**EXERCISE**
Report every line of the records below that contains the word "налоговая".

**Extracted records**

↓↓↓

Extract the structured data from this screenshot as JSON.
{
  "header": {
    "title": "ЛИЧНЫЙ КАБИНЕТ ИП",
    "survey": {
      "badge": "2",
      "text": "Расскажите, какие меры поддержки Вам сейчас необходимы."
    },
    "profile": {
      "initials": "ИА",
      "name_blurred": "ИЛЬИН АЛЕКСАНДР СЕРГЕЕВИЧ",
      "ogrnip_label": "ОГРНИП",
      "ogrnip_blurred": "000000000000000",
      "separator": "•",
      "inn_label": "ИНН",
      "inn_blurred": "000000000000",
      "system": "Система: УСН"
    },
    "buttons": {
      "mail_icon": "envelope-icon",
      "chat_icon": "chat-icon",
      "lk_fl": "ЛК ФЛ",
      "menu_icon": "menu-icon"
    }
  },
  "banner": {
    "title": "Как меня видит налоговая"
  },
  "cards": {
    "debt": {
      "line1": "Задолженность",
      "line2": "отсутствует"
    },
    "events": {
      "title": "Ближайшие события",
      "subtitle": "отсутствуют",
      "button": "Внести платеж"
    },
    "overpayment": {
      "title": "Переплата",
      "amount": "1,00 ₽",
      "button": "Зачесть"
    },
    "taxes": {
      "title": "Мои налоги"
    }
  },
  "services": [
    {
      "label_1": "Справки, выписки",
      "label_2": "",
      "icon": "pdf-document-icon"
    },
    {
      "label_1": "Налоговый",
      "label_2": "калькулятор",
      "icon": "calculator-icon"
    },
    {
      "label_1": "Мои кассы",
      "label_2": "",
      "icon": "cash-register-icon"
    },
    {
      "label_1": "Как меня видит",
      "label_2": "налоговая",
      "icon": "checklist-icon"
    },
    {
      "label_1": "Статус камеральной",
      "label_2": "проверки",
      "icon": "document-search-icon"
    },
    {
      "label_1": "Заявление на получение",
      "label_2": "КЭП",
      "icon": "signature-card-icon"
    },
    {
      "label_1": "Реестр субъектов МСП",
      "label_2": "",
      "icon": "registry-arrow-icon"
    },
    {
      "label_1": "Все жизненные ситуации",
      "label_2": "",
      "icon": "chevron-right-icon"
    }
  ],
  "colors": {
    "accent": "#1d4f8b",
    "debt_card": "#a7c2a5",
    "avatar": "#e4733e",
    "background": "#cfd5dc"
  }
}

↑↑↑

**SOLUTION TO THIS TASK**
    "title": "Как меня видит налоговая"
      "label_2": "налоговая",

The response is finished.